A computer study shows that, in recent years, De La Hoya’s punch and jab rate steadily deteriorates after the sixth round in his fights. Longtime Top Rank matchmaker Bruce Trampler drove in from Las Vegas to script with Pacquiao a strategy to beat the same fighter whose early career Trampler once artfully directed.

Boxing followers have tabbed Pacquiao “The Mexicutioner” because of this winning streak, and Pacquiao is confidently promising De La Hoya, 35, will be the next to fall in their Dec. 6 fight.


“I think so,” Pacquiao, 29, says, relaxing in his upscale Los Angeles apartment after a recent Hollywood gym training session. “He’s not the good Oscar I saw before.
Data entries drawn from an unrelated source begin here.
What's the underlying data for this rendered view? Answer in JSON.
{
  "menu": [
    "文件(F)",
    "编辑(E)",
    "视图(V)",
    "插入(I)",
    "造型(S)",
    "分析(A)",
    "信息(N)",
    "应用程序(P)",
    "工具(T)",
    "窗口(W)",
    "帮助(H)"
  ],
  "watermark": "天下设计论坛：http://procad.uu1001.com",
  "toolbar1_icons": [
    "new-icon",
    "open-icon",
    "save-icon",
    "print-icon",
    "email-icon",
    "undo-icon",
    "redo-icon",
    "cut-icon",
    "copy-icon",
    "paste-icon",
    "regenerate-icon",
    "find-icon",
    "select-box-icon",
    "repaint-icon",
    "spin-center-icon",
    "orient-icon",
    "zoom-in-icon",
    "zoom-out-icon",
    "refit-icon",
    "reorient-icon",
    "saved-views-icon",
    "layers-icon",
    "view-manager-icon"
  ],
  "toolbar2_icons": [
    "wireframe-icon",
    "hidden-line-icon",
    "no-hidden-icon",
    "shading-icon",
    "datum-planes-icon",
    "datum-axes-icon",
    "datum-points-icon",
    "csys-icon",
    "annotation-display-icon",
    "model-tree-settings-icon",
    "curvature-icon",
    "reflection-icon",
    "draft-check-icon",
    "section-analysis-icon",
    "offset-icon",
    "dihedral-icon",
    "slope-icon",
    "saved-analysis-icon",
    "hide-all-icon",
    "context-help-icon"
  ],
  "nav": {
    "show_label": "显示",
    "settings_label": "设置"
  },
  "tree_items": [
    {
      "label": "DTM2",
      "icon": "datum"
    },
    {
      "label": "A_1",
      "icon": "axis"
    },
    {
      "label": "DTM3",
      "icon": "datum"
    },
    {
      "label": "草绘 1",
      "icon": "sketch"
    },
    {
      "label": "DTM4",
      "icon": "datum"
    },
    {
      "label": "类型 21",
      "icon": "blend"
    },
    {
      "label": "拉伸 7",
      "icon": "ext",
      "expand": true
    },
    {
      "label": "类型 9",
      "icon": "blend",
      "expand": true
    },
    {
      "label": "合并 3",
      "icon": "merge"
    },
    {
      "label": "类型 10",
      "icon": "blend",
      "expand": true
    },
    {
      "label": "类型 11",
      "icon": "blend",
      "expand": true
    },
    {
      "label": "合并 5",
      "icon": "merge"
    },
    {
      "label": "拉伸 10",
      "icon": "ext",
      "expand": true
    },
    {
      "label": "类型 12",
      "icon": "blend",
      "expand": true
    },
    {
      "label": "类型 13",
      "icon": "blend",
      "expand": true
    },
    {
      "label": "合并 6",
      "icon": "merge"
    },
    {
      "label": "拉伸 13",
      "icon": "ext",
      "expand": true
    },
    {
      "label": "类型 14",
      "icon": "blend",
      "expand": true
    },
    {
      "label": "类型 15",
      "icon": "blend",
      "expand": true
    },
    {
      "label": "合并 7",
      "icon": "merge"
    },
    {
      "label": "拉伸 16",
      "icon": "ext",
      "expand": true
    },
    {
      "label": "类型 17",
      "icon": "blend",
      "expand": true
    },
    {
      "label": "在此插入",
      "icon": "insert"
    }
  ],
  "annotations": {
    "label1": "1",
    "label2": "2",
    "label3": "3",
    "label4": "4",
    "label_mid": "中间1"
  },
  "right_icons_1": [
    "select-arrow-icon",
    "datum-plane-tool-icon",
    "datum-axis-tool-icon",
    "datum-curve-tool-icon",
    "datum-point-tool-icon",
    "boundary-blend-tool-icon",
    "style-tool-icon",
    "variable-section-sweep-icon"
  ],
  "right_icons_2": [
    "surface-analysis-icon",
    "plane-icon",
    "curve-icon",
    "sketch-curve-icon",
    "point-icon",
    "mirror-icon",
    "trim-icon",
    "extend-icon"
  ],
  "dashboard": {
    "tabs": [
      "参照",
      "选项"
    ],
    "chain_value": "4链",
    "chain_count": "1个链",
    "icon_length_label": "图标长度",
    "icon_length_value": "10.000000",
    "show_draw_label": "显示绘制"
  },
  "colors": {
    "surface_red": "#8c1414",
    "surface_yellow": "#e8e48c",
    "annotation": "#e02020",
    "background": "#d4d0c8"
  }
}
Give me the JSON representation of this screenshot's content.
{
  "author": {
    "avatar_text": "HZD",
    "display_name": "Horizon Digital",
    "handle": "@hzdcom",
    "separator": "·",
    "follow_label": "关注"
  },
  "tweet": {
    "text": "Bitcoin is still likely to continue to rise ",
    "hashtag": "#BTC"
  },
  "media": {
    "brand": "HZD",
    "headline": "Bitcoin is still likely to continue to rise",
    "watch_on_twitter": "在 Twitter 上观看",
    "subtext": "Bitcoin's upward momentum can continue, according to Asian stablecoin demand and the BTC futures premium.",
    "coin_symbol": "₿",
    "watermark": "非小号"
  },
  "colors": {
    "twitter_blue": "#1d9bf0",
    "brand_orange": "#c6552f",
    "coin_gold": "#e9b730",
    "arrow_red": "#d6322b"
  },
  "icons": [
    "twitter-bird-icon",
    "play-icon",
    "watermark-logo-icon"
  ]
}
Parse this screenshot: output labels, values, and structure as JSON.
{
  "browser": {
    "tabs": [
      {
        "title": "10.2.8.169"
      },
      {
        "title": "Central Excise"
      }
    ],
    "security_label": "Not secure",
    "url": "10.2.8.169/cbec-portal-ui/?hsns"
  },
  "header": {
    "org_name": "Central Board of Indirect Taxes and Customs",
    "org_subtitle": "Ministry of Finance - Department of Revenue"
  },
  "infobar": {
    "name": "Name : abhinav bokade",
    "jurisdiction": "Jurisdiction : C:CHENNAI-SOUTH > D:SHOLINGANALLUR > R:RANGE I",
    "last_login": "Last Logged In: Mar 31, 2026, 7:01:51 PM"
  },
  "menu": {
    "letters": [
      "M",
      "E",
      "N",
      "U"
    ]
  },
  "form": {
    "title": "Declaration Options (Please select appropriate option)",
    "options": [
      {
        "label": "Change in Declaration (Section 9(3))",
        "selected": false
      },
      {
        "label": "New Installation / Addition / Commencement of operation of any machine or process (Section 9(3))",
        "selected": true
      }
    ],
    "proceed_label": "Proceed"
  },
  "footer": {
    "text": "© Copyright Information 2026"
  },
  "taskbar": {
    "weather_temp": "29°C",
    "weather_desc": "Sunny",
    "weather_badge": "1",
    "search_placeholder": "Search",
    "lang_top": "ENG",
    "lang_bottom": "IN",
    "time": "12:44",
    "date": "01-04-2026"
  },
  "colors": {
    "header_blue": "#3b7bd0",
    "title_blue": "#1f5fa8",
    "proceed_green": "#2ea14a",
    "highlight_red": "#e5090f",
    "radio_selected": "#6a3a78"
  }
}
He’s still dangerous but not as good as he was before.”

Pacquiao will earn a guaranteed $11 million plus a possible pay-per-view percentage for the fight.

In training, Pacquiao (47-3-2, 35 knockouts) has practiced counterpunching options to De La Hoya’s famed left hook. His drills include stepping away from his opponent’s left and firing combinations or multiple body shots. Pacquiao ducks a left to his head, then pounds two blistering punches to trainer Freddie Roach’s body, flashing a trademark menacing glare as De La Hoya’s scorned ex-trainer tells his star, “That’s good. Always move.”
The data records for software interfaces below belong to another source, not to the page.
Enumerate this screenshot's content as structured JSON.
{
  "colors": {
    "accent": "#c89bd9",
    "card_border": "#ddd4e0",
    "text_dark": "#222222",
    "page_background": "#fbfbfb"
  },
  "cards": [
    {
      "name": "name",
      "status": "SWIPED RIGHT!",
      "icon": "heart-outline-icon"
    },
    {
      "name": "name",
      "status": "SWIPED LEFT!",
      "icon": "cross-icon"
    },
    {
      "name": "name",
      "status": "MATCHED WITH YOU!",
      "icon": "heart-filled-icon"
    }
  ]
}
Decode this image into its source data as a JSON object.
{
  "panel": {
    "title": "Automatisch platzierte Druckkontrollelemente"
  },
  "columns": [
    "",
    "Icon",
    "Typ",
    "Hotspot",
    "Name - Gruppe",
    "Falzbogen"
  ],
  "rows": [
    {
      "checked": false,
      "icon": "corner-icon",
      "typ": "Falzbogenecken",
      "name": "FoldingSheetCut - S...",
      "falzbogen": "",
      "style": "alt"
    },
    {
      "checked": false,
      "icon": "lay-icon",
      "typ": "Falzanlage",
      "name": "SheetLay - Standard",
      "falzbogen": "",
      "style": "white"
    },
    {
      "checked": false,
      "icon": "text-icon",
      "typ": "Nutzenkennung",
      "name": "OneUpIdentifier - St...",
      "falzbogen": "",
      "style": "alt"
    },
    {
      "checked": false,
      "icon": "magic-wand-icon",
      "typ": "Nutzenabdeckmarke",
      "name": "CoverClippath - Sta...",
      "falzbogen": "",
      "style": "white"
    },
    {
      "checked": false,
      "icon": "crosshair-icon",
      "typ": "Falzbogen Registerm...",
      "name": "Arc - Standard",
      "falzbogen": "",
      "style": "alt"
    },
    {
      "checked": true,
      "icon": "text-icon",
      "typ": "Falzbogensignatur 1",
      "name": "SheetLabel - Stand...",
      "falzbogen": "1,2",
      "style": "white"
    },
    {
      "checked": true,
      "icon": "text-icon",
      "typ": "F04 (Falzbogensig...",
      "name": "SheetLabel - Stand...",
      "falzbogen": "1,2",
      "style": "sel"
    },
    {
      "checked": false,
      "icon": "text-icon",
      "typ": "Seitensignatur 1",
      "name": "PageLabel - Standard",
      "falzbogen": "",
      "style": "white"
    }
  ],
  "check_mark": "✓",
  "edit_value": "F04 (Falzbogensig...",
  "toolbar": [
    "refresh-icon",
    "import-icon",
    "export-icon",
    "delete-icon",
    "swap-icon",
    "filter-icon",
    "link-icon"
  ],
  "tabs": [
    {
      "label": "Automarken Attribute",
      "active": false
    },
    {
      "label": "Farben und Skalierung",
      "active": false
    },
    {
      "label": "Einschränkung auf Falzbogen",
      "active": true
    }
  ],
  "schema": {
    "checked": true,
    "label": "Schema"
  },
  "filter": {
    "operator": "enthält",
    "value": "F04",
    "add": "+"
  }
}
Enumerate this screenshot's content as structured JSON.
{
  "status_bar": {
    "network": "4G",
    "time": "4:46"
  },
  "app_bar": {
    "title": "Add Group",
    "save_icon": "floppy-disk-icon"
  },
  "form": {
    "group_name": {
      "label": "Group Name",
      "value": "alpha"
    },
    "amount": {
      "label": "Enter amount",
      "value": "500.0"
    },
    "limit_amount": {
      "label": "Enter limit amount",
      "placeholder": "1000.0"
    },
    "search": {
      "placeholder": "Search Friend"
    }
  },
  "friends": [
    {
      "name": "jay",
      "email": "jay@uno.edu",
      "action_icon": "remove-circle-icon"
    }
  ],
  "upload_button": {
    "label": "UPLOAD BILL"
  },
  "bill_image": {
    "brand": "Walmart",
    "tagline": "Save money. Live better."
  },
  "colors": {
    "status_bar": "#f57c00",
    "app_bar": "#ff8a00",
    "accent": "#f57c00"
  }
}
Roach makes it clear he wants Pacquiao to avoid the Golden Boy’s left, and the trainer knows his southpaw fighter packs a powerful left of his own -- one that will be helped by the use of smaller, eight-ounce gloves on fight night. Team Pacquiao has studied how De La Hoya’s face puffed up in his last fight against Steve Forbes, and is confident its boxer can scuff him up even more.
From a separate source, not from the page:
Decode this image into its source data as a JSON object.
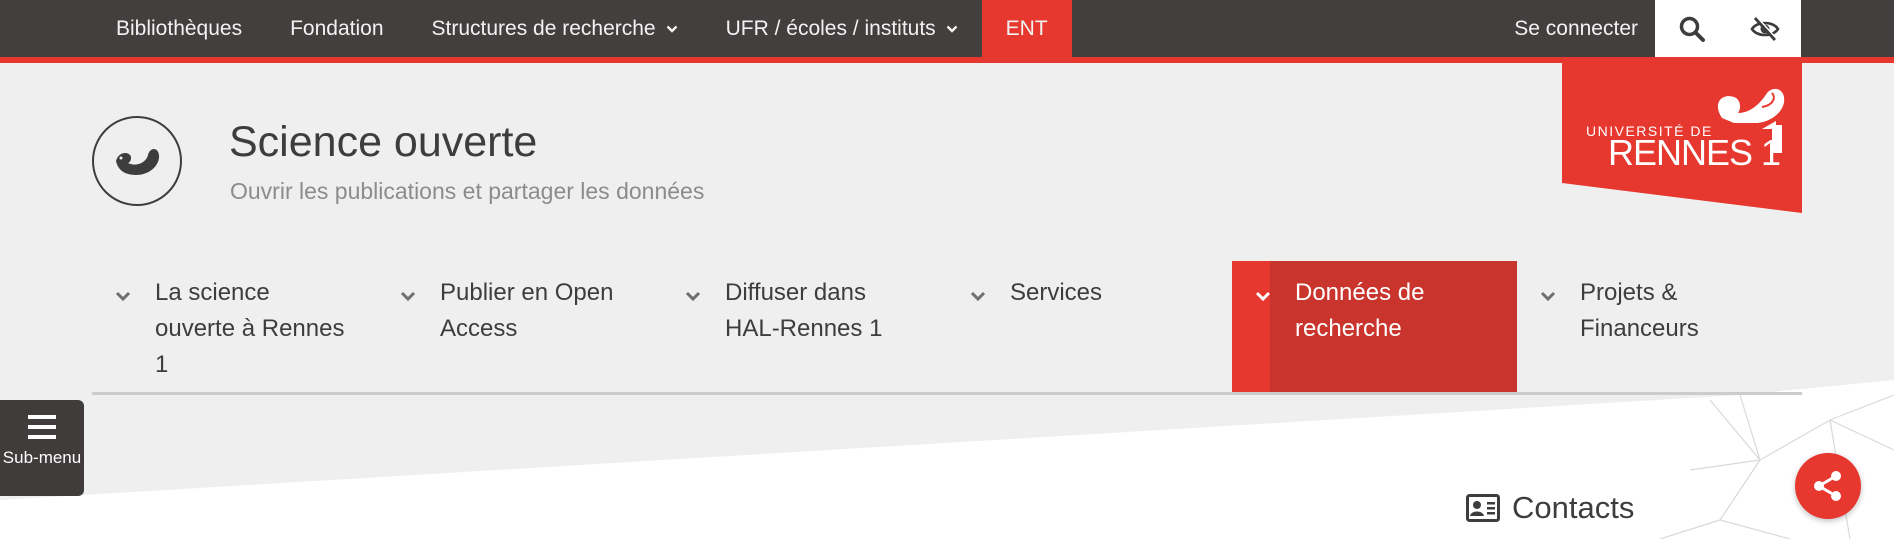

“Load up on that shot, then get off,” Roach tells Pacquiao of his left hand. “You’re never flat-footed, always on your toes. Don’t let him catch you.”

When Pacquiao initially balked at agreeing to this fight because of money -- he ended up accepting the smaller 68-32 split of the purse -- Roach told Pacquiao about the time he trained De La Hoya in Puerto Rico before his loss to Floyd Mayweather Jr. in May 2007.

“We brought in a small [106-pound] southpaw named Ivan Calderon, and Oscar couldn’t hit the guy,” Roach says. “I’ve always remembered that. He had trouble with speedy, little guys. Oscar lost control of the fight against Floyd because he didn’t cut the ring off. I told Manny I thought this would mean he could beat De La Hoya.”

Catching Pacquiao will not be easy. His closest friends brought him a Jack Russell terrier for camp, and they say the energetic little dog is the only creature who kept up with the boxer as he made frequent runs along Griffith Observatory up to the Hollywood sign.

During a training break, Roach elaborates on their strategy:

“This fight is not as much about adjusting to Oscar’s size as it is adjusting to his left hand,” Roach says. “If we can take away his jab, that nullifies his hook. You do that with constant movement, and Manny is definitely capable of keeping that up at a high level for 12 rounds. I’m counting on Manny’s youth and conditioning.”

Pacquiao describes his southpaw fighting stance as “my advantage.” He’s used to fighting right-handers like the orthodox De La Hoya and knows the history: De La Hoya has only two southpaws of note on his resume: Pernell Whitaker and an aged Hector “Macho” Camacho.

“It’s not easy for him,” Pacquiao says.

De La Hoya’s obvious strengths are his power and six-inch reach advantage, which Roach wants to counter by having Pacquiao fight “at short range” to score points early and then capitalize as fatigue hits the older fighter.

“We believe Oscar wants to get Manny out early,” says Eric Brown, Pacquiao’s assistant trainer. “Oscar’s a tough guy, but he fades real bad. We’ll take the body away, and by the eighth, Oscar will be done.”

Pacquiao is coy when asked about the plan to peak in the later rounds.

“Maybe,” he says.

Roach is more detailed.

“Timing is everything in this sport, and when you look at some history of guys coming down in weight later in their career, they get killed: Roy Jones Jr. did after he fought at heavyweight, Sugar Ray Leonard did against Terry Norris,” Roach says.

“Oscar’s going to gain 10 pounds after the weigh-in, and my guy’s speed is too much. He’ll attack Oscar all night long, and he’ll win over a lot of Oscar fans. It’s perfect timing.”